Records shown.
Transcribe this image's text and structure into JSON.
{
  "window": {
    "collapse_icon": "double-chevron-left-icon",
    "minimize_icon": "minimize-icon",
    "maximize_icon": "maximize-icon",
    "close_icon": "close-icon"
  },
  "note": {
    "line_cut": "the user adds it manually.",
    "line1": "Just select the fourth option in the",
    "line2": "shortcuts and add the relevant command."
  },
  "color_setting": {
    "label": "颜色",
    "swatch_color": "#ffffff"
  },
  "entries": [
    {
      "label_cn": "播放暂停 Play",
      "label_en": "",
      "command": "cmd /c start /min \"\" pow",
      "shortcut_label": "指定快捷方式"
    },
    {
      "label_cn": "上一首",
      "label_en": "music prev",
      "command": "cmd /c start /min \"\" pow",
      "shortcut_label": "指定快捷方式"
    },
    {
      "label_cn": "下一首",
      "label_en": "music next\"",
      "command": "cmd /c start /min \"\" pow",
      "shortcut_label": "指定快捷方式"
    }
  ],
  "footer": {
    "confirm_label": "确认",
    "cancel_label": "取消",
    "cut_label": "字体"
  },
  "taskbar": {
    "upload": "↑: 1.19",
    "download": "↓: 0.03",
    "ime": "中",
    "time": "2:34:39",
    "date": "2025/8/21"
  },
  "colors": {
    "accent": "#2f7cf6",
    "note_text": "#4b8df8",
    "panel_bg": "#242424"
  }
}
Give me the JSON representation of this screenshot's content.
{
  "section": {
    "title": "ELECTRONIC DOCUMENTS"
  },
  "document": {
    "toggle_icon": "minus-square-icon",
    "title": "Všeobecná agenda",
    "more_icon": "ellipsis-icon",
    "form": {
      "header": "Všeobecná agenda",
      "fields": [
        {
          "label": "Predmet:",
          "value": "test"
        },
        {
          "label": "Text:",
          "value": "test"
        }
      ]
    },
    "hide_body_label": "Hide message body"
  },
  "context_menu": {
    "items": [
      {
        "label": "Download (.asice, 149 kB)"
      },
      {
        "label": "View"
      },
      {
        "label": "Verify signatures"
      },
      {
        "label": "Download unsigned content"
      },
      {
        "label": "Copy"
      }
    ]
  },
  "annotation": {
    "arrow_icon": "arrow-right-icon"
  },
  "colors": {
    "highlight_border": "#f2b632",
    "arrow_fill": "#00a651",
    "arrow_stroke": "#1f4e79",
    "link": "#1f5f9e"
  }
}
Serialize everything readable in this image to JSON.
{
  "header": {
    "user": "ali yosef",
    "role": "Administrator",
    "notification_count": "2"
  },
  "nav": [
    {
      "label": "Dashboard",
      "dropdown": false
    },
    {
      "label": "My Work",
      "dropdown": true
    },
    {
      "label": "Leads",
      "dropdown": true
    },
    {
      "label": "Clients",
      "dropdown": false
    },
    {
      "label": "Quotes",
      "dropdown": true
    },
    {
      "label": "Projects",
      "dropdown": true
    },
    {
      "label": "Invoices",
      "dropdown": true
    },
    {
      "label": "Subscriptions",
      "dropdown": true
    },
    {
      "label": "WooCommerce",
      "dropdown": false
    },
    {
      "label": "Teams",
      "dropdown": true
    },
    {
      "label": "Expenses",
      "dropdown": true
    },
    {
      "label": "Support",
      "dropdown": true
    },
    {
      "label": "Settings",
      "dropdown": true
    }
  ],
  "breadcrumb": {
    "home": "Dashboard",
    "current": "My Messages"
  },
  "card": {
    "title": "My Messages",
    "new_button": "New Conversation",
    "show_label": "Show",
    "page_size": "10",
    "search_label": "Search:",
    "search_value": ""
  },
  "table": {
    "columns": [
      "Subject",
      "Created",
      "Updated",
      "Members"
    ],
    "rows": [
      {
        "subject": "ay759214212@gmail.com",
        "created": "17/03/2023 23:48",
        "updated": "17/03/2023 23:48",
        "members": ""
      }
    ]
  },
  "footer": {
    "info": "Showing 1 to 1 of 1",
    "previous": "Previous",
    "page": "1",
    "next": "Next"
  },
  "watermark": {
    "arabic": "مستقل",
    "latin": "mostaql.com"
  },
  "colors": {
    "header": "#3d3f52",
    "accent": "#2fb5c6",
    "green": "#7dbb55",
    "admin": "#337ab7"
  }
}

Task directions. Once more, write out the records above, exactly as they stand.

Your solution.
Transcribe this image's text and structure into JSON.
{
  "window": {
    "collapse_icon": "double-chevron-left-icon",
    "minimize_icon": "minimize-icon",
    "maximize_icon": "maximize-icon",
    "close_icon": "close-icon"
  },
  "note": {
    "line_cut": "the user adds it manually.",
    "line1": "Just select the fourth option in the",
    "line2": "shortcuts and add the relevant command."
  },
  "color_setting": {
    "label": "颜色",
    "swatch_color": "#ffffff"
  },
  "entries": [
    {
      "label_cn": "播放暂停 Play",
      "label_en": "",
      "command": "cmd /c start /min \"\" pow",
      "shortcut_label": "指定快捷方式"
    },
    {
      "label_cn": "上一首",
      "label_en": "music prev",
      "command": "cmd /c start /min \"\" pow",
      "shortcut_label": "指定快捷方式"
    },
    {
      "label_cn": "下一首",
      "label_en": "music next\"",
      "command": "cmd /c start /min \"\" pow",
      "shortcut_label": "指定快捷方式"
    }
  ],
  "footer": {
    "confirm_label": "确认",
    "cancel_label": "取消",
    "cut_label": "字体"
  },
  "taskbar": {
    "upload": "↑: 1.19",
    "download": "↓: 0.03",
    "ime": "中",
    "time": "2:34:39",
    "date": "2025/8/21"
  },
  "colors": {
    "accent": "#2f7cf6",
    "note_text": "#4b8df8",
    "panel_bg": "#242424"
  }
}
Give me the JSON representation of this screenshot's content.
{
  "section": {
    "title": "ELECTRONIC DOCUMENTS"
  },
  "document": {
    "toggle_icon": "minus-square-icon",
    "title": "Všeobecná agenda",
    "more_icon": "ellipsis-icon",
    "form": {
      "header": "Všeobecná agenda",
      "fields": [
        {
          "label": "Predmet:",
          "value": "test"
        },
        {
          "label": "Text:",
          "value": "test"
        }
      ]
    },
    "hide_body_label": "Hide message body"
  },
  "context_menu": {
    "items": [
      {
        "label": "Download (.asice, 149 kB)"
      },
      {
        "label": "View"
      },
      {
        "label": "Verify signatures"
      },
      {
        "label": "Download unsigned content"
      },
      {
        "label": "Copy"
      }
    ]
  },
  "annotation": {
    "arrow_icon": "arrow-right-icon"
  },
  "colors": {
    "highlight_border": "#f2b632",
    "arrow_fill": "#00a651",
    "arrow_stroke": "#1f4e79",
    "link": "#1f5f9e"
  }
}
Serialize everything readable in this image to JSON.
{
  "header": {
    "user": "ali yosef",
    "role": "Administrator",
    "notification_count": "2"
  },
  "nav": [
    {
      "label": "Dashboard",
      "dropdown": false
    },
    {
      "label": "My Work",
      "dropdown": true
    },
    {
      "label": "Leads",
      "dropdown": true
    },
    {
      "label": "Clients",
      "dropdown": false
    },
    {
      "label": "Quotes",
      "dropdown": true
    },
    {
      "label": "Projects",
      "dropdown": true
    },
    {
      "label": "Invoices",
      "dropdown": true
    },
    {
      "label": "Subscriptions",
      "dropdown": true
    },
    {
      "label": "WooCommerce",
      "dropdown": false
    },
    {
      "label": "Teams",
      "dropdown": true
    },
    {
      "label": "Expenses",
      "dropdown": true
    },
    {
      "label": "Support",
      "dropdown": true
    },
    {
      "label": "Settings",
      "dropdown": true
    }
  ],
  "breadcrumb": {
    "home": "Dashboard",
    "current": "My Messages"
  },
  "card": {
    "title": "My Messages",
    "new_button": "New Conversation",
    "show_label": "Show",
    "page_size": "10",
    "search_label": "Search:",
    "search_value": ""
  },
  "table": {
    "columns": [
      "Subject",
      "Created",
      "Updated",
      "Members"
    ],
    "rows": [
      {
        "subject": "ay759214212@gmail.com",
        "created": "17/03/2023 23:48",
        "updated": "17/03/2023 23:48",
        "members": ""
      }
    ]
  },
  "footer": {
    "info": "Showing 1 to 1 of 1",
    "previous": "Previous",
    "page": "1",
    "next": "Next"
  },
  "watermark": {
    "arabic": "مستقل",
    "latin": "mostaql.com"
  },
  "colors": {
    "header": "#3d3f52",
    "accent": "#2fb5c6",
    "green": "#7dbb55",
    "admin": "#337ab7"
  }
}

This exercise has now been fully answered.